All you have to do is read the first sentence in his column to get his drift – “As the nation watches Arizona wage an open war against immigrants, it’s important to remember the same clash is under way in Texas.”  Nothing gets the gander of a conservative quicker than a columnist who fails to distinguish between legal and illegal immigrants.  Obviously, there are few shared characteristics between them, and the only reason to lump them together is to unfairly characterize opponents of illegal immigration as xenophobes and nativists.   Imagine the difference in Chasnoff’s lead sentence if he wrote it in an accurate, non-inflammatory fashion – i.e., “As the nation watches Arizona wage an open war against illegal immigrants….”  Suddenly, Arizona does seem like the land of the loony.

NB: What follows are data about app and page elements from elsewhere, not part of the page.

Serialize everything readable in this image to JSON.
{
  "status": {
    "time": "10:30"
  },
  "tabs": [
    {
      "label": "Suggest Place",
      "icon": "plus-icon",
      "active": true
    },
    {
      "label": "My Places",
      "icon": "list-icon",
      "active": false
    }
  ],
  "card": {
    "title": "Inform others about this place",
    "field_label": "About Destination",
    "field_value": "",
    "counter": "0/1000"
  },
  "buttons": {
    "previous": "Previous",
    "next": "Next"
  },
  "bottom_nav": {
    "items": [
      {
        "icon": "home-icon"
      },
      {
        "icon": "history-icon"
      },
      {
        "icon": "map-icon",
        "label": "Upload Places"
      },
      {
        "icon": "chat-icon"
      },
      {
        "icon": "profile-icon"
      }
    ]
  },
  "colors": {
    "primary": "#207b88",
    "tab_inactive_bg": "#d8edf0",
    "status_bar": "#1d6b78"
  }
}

What is Chasnoff complaining about today?  Apparently, the Texas legislature recently passed a law that “requires noncitizens to prove they’re in this country legally before they’re allowed to renew a driver’s license,” and Chasnoff thinks this as “a devious twist on Arizona’s ‘show-us-your-papers’ provision.”  This new law is so dastardly bad because, without a driver’s license, an illegal immigrant who is driving a car is subject to being arrested.  Once arrested, the illegal immigrant might come to the attention of federal authorities and be deported. 

Fortunately for illegal immigrants who operate a car without a license in San Antonio, our local police chief is as anti-enforcement as President Obama.  SAPD chief William McManus has assured the San Antonio community that his officers will ticket, but not arrest, an illegal immigrant operating a car without a driver’s license.

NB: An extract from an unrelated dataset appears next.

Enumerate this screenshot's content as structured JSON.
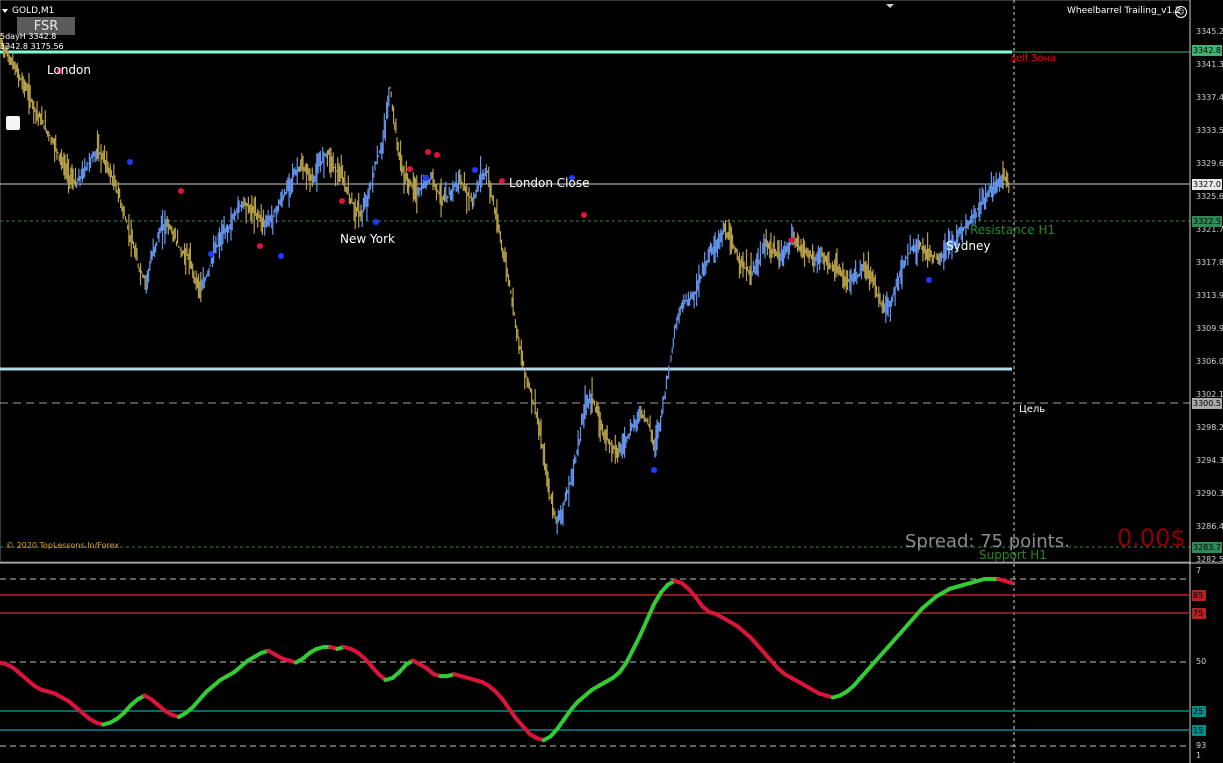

Chasnoff really likes McManus’s policy of non-enforcement, calling it a rebuke to lawmakers in Austin, but he is concerned that many of San Antonio’s police officers do not share the chief’s  sentiments, and they might actually enforce the law by arresting the lawbreakers.  “To ease the fears on which the cold war feeds” (the column started with an “open war” and closes with a “cold war”), Chasnoff wants the chief to issue explicit instructions to all officers to follow his lead in refusing to enforce the law.

The does sound a lot like Arizona, doesn’t it?